Effect of age on survival between open repair and surveillance for small abdominal aortic aneurysms

Giovanni Filardo, Frank A Lederle, David J. Ballard, Cody Hamilton, Briget Da Graca, Jeph Herrin, Danielle M. Sass, Gary R. Johnson, Janet T. Powell

Research output: Contribution to journalArticlepeer-review

4 Scopus citations

Abstract

Randomized controlled trials have shown no signi ficant difference in survival between immediate open repair and surveillance with selective repair for asymptomatic abdominal aortic aneurysms of 4.0 to 5.5 cm in diameter. This lack of difference has been shown to hold true for all diameters in this range, in men and women, but the question of whether patients of different ages might obtain different benefits has remained unanswered. Using the pooled patient-level data for the 2,226 patients randomized to immediate open repair or surveillance in the United Kingdom Small Aneurysm Trial (UKSAT; September 1, 1991, to July 31, 1998; follow-up 2.6 to 6.9 years) or the Aneurysm Detection and Management (ADAM) trial (August 1, 1992, to July 31, 2000; follow-up 3.5 to 8.0 years), the adjusted effect of age on survival in the 2 treatment groups was estimated using a generalized propensity approach, accounting for a comprehensive array of clinical and nonclinical risk factors. No signi ficant difference in survival between immediate open repair and surveillance was observed for patients of any age, overall (p = 0.606) or in men (p = 0.371) or women separately (p = 0.167). In conclusion, survival did not differ significantly between immediate open repair and surveillance for patients of any age, overall or in men or women. Combined with the previous evidence regarding diameter, and the lack of benefit of immediate endovascular in trials comparing it with surveillance repair for small abdominal aortic aneurysms, these results suggest that surveillance should be the first-line management strategy of choice for asymptomatic abdominal aortic aneurysms of 4.0 to 5.5 cm.

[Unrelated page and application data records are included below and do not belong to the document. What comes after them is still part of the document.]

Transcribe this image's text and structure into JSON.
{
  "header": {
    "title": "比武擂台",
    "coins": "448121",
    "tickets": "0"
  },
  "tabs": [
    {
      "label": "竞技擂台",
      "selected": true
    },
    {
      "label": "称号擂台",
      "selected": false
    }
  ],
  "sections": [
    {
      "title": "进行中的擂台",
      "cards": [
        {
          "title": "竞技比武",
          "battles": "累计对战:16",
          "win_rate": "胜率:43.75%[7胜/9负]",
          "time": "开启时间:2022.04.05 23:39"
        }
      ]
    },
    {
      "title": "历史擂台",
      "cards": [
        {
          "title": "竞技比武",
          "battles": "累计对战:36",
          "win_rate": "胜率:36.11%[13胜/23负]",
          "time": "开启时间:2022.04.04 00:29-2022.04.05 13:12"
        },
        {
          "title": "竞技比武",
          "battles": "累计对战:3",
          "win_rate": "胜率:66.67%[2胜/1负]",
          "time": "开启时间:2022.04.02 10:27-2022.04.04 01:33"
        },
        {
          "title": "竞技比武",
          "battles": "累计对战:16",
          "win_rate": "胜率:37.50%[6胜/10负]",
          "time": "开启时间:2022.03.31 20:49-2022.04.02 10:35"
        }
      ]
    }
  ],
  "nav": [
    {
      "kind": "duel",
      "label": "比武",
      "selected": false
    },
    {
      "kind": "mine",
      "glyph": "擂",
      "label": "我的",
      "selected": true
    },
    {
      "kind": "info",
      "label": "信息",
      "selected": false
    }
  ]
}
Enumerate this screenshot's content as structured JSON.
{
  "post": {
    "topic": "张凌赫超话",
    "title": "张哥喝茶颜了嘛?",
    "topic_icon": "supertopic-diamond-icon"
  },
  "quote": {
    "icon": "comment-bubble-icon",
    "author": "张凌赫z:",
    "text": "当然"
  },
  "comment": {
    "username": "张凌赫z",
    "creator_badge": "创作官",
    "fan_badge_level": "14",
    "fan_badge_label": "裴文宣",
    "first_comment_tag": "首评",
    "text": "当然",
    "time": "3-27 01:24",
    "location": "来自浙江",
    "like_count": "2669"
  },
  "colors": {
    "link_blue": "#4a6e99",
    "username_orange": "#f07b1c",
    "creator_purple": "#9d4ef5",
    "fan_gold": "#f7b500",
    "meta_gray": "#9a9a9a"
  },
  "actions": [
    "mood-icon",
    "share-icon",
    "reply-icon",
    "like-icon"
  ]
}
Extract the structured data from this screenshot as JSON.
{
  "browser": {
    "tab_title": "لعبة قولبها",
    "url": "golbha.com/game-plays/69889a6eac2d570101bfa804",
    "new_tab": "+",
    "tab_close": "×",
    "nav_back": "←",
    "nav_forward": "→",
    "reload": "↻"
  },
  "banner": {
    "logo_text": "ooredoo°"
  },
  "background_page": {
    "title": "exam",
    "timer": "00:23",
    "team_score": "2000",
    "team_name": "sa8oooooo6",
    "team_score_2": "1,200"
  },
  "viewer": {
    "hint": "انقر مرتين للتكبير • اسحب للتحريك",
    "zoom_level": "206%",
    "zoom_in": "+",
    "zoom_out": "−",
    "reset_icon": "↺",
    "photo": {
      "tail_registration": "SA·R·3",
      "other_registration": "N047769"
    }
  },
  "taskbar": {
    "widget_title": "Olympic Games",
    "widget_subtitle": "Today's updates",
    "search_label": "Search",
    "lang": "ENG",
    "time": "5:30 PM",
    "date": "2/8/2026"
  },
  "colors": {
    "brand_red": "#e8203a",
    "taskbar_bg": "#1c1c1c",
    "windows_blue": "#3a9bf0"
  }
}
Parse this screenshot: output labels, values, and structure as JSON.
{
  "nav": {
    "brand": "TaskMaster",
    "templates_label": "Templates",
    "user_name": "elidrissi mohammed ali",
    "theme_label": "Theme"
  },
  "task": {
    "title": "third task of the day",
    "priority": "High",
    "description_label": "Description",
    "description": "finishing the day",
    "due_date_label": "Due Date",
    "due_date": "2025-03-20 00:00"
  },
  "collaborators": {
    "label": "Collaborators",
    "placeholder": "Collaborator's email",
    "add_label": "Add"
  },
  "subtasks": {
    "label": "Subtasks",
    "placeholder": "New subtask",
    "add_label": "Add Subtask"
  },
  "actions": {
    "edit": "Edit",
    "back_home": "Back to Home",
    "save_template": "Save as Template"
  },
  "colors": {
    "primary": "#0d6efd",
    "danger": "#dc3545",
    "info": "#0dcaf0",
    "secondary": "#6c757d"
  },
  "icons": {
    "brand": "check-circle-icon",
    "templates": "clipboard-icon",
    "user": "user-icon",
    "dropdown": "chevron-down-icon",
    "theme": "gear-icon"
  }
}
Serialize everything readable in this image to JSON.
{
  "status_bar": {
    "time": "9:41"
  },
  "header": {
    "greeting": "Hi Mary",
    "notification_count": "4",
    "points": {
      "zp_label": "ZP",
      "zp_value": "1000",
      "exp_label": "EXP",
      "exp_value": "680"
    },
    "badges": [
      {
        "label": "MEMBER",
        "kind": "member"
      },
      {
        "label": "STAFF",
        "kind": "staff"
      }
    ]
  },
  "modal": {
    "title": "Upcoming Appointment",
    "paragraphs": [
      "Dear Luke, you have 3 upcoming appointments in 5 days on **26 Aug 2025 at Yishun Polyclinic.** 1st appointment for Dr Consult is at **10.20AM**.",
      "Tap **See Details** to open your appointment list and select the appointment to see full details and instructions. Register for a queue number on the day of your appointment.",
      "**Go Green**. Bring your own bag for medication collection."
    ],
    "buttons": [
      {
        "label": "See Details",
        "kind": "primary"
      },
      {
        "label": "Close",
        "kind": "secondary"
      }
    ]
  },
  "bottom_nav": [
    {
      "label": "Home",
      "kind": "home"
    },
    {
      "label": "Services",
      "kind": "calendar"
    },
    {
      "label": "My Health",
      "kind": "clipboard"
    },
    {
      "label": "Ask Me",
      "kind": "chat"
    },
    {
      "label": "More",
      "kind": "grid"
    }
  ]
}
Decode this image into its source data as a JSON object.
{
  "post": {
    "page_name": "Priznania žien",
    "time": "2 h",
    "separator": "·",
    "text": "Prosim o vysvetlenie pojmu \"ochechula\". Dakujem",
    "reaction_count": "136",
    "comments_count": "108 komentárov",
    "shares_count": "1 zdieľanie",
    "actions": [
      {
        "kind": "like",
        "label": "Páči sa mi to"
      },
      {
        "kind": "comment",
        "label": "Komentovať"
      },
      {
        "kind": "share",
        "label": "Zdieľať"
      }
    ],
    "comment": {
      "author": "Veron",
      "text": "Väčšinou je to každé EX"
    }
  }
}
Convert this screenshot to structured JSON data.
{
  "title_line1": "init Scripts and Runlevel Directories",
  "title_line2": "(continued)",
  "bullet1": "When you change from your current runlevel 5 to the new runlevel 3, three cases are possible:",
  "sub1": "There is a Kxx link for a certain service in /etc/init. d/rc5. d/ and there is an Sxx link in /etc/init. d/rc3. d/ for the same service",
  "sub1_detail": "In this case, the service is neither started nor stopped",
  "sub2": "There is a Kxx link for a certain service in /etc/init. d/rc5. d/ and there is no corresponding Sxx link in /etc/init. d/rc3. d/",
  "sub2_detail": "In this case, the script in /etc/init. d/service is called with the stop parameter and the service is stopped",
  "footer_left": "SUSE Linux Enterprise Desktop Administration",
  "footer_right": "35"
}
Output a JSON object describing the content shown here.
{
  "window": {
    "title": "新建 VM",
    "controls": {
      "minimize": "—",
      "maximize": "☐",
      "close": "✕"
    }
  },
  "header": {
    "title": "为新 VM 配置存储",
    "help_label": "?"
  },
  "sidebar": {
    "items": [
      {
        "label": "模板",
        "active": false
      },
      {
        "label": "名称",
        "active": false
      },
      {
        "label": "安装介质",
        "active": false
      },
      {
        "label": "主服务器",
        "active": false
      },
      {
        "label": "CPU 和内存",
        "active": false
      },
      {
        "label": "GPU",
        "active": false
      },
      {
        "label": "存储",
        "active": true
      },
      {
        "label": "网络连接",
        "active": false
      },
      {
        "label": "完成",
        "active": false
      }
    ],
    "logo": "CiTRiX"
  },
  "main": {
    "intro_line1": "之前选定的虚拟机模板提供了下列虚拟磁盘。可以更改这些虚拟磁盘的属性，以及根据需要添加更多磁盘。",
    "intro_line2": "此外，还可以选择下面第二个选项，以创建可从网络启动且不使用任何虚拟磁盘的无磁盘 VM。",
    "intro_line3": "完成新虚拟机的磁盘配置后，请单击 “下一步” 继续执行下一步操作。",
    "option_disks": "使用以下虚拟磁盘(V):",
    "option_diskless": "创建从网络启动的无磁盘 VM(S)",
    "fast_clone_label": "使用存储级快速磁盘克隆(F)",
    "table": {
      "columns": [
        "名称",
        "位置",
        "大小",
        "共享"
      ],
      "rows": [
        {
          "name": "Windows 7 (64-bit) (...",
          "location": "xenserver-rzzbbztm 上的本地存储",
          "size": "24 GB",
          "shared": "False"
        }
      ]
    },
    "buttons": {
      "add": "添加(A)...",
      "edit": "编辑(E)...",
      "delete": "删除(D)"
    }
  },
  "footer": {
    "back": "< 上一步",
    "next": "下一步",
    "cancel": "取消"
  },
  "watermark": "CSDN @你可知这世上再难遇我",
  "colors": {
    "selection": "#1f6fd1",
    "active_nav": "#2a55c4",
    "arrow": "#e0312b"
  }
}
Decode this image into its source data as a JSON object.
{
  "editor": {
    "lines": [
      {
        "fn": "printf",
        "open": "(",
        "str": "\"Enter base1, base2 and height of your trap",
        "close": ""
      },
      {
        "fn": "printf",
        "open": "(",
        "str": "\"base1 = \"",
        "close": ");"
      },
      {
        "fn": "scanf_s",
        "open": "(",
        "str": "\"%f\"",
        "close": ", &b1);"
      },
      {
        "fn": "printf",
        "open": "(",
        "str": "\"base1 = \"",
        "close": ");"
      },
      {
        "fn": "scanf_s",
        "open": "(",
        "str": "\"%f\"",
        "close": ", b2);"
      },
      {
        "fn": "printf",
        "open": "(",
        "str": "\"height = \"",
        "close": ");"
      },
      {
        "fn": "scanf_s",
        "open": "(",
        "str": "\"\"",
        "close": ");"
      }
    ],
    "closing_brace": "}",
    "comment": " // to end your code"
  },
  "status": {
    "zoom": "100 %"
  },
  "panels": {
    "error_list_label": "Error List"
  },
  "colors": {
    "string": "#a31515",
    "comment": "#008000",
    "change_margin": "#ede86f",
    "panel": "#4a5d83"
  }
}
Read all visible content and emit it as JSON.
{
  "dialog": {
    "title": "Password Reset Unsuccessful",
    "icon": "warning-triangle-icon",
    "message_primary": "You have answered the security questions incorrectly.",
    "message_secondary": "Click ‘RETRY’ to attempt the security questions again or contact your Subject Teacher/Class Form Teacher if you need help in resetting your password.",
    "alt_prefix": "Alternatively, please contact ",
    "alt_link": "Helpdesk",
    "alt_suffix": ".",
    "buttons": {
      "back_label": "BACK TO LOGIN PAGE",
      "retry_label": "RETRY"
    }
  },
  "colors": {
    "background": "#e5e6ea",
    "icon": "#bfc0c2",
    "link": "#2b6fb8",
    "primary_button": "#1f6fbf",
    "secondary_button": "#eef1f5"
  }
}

Original languageEnglish (US)
Pages (from-to)1281-1286
Number of pages6
JournalAmerican Journal of Cardiology
Volume114
Issue number8
DOIs
StatePublished - Oct 15 2014

Bibliographical note

Funding Information:
The Aneurysm Detection and Management (ADAM) study was supported by the VA Cooperative Studies Program , Department of Veterans Affairs Office of Research and Development, Washington, District of Columbia. The UK Small Aneurysm Trial (UKSAT) was funded by the Medical Research Council and British Heart Foundation ,. This work was funded by Grant R01HS018576 from the Agency for Healthcare Research and Quality , Rockville, Maryland. Additional funding was provided by the Bradley Family Endowment to Baylor Health Care System Foundation.

Publisher Copyright:
© 2014 Elsevier Inc. All rights reserved.

Copyright:
Copyright 2017 Elsevier B.V., All rights reserved.

Fingerprint Dive into the research topics of 'Effect of age on survival between open repair and surveillance for small abdominal aortic aneurysms'. Together they form a unique fingerprint.

Cite this